BEGIN

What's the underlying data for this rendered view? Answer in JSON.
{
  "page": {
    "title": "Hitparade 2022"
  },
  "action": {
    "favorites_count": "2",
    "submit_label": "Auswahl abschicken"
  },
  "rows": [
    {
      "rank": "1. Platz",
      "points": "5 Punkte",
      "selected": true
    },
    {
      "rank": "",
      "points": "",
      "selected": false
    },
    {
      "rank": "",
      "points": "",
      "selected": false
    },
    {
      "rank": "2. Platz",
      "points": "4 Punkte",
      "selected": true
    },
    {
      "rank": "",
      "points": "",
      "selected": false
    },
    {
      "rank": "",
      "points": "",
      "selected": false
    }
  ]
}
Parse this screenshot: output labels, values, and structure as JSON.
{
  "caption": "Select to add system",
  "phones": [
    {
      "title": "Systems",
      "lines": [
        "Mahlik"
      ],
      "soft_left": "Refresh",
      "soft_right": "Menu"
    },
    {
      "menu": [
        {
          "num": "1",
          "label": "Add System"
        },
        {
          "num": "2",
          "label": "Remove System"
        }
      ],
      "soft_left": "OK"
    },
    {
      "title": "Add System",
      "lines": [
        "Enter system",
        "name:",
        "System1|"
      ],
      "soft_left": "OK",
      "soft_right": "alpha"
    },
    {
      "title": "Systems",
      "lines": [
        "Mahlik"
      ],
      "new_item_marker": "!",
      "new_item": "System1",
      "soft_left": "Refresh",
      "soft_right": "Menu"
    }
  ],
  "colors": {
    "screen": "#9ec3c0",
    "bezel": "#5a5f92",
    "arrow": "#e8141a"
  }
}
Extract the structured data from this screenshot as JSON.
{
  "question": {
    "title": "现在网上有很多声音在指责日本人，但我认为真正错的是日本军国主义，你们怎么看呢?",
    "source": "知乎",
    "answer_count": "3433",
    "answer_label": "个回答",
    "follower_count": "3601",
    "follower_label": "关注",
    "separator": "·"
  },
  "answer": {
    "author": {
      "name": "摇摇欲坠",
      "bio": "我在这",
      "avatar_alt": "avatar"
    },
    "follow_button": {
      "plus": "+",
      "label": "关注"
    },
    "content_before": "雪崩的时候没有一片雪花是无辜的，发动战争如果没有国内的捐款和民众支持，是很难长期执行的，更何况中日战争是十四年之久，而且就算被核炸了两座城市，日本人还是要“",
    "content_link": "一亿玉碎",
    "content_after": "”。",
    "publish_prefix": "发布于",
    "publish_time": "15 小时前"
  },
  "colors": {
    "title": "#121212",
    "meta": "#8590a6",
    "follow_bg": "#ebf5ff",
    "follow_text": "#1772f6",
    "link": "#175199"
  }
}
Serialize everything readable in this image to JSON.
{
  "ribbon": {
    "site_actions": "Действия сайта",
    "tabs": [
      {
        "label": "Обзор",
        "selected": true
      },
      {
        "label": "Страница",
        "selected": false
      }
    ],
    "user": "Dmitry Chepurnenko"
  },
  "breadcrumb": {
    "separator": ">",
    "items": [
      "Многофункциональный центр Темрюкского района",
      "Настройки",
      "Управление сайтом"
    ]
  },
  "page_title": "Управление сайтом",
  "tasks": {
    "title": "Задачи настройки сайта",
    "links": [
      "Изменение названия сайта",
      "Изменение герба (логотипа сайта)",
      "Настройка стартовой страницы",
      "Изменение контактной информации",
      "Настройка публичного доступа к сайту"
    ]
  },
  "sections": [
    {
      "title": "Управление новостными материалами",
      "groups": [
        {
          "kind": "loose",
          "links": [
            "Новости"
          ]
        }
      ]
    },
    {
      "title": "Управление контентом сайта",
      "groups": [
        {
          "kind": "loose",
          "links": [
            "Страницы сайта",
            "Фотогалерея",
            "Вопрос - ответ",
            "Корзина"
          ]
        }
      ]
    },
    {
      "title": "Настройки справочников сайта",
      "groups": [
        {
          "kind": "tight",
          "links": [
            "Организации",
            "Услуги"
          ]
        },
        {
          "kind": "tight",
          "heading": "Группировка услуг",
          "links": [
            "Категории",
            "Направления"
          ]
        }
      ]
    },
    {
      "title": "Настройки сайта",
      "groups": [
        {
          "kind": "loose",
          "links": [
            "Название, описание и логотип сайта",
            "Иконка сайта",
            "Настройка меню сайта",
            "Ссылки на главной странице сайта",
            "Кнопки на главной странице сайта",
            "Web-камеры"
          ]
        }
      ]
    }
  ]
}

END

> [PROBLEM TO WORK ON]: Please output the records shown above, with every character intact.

> [ANSWER SPACE]:
What's the underlying data for this rendered view? Answer in JSON.
{
  "page": {
    "title": "Hitparade 2022"
  },
  "action": {
    "favorites_count": "2",
    "submit_label": "Auswahl abschicken"
  },
  "rows": [
    {
      "rank": "1. Platz",
      "points": "5 Punkte",
      "selected": true
    },
    {
      "rank": "",
      "points": "",
      "selected": false
    },
    {
      "rank": "",
      "points": "",
      "selected": false
    },
    {
      "rank": "2. Platz",
      "points": "4 Punkte",
      "selected": true
    },
    {
      "rank": "",
      "points": "",
      "selected": false
    },
    {
      "rank": "",
      "points": "",
      "selected": false
    }
  ]
}
Parse this screenshot: output labels, values, and structure as JSON.
{
  "caption": "Select to add system",
  "phones": [
    {
      "title": "Systems",
      "lines": [
        "Mahlik"
      ],
      "soft_left": "Refresh",
      "soft_right": "Menu"
    },
    {
      "menu": [
        {
          "num": "1",
          "label": "Add System"
        },
        {
          "num": "2",
          "label": "Remove System"
        }
      ],
      "soft_left": "OK"
    },
    {
      "title": "Add System",
      "lines": [
        "Enter system",
        "name:",
        "System1|"
      ],
      "soft_left": "OK",
      "soft_right": "alpha"
    },
    {
      "title": "Systems",
      "lines": [
        "Mahlik"
      ],
      "new_item_marker": "!",
      "new_item": "System1",
      "soft_left": "Refresh",
      "soft_right": "Menu"
    }
  ],
  "colors": {
    "screen": "#9ec3c0",
    "bezel": "#5a5f92",
    "arrow": "#e8141a"
  }
}
Extract the structured data from this screenshot as JSON.
{
  "question": {
    "title": "现在网上有很多声音在指责日本人，但我认为真正错的是日本军国主义，你们怎么看呢?",
    "source": "知乎",
    "answer_count": "3433",
    "answer_label": "个回答",
    "follower_count": "3601",
    "follower_label": "关注",
    "separator": "·"
  },
  "answer": {
    "author": {
      "name": "摇摇欲坠",
      "bio": "我在这",
      "avatar_alt": "avatar"
    },
    "follow_button": {
      "plus": "+",
      "label": "关注"
    },
    "content_before": "雪崩的时候没有一片雪花是无辜的，发动战争如果没有国内的捐款和民众支持，是很难长期执行的，更何况中日战争是十四年之久，而且就算被核炸了两座城市，日本人还是要“",
    "content_link": "一亿玉碎",
    "content_after": "”。",
    "publish_prefix": "发布于",
    "publish_time": "15 小时前"
  },
  "colors": {
    "title": "#121212",
    "meta": "#8590a6",
    "follow_bg": "#ebf5ff",
    "follow_text": "#1772f6",
    "link": "#175199"
  }
}
Serialize everything readable in this image to JSON.
{
  "ribbon": {
    "site_actions": "Действия сайта",
    "tabs": [
      {
        "label": "Обзор",
        "selected": true
      },
      {
        "label": "Страница",
        "selected": false
      }
    ],
    "user": "Dmitry Chepurnenko"
  },
  "breadcrumb": {
    "separator": ">",
    "items": [
      "Многофункциональный центр Темрюкского района",
      "Настройки",
      "Управление сайтом"
    ]
  },
  "page_title": "Управление сайтом",
  "tasks": {
    "title": "Задачи настройки сайта",
    "links": [
      "Изменение названия сайта",
      "Изменение герба (логотипа сайта)",
      "Настройка стартовой страницы",
      "Изменение контактной информации",
      "Настройка публичного доступа к сайту"
    ]
  },
  "sections": [
    {
      "title": "Управление новостными материалами",
      "groups": [
        {
          "kind": "loose",
          "links": [
            "Новости"
          ]
        }
      ]
    },
    {
      "title": "Управление контентом сайта",
      "groups": [
        {
          "kind": "loose",
          "links": [
            "Страницы сайта",
            "Фотогалерея",
            "Вопрос - ответ",
            "Корзина"
          ]
        }
      ]
    },
    {
      "title": "Настройки справочников сайта",
      "groups": [
        {
          "kind": "tight",
          "links": [
            "Организации",
            "Услуги"
          ]
        },
        {
          "kind": "tight",
          "heading": "Группировка услуг",
          "links": [
            "Категории",
            "Направления"
          ]
        }
      ]
    },
    {
      "title": "Настройки сайта",
      "groups": [
        {
          "kind": "loose",
          "links": [
            "Название, описание и логотип сайта",
            "Иконка сайта",
            "Настройка меню сайта",
            "Ссылки на главной странице сайта",
            "Кнопки на главной странице сайта",
            "Web-камеры"
          ]
        }
      ]
    }
  ]
}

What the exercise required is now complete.